Extracted records
╭──
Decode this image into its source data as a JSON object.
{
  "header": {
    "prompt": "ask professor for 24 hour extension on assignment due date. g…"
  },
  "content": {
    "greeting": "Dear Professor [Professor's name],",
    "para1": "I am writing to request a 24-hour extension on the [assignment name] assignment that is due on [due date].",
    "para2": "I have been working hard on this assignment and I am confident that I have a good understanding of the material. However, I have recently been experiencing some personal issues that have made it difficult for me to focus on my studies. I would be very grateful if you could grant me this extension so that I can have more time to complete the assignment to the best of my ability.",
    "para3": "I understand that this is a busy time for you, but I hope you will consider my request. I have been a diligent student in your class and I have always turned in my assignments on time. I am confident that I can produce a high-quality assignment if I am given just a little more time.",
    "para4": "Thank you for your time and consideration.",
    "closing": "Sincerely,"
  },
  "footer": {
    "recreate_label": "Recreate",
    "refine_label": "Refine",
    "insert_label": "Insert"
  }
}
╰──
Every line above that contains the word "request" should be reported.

    "para1": "I am writing to request a 24-hour extension on the [assignment name] assignment that is due on [due date].",
    "para3": "I understand that this is a busy time for you, but I hope you will consider my request. I have been a diligent student in your class and I have always turned in my assignments on time. I am confident that I can produce a high-quality assignment if I am given just a little more time.",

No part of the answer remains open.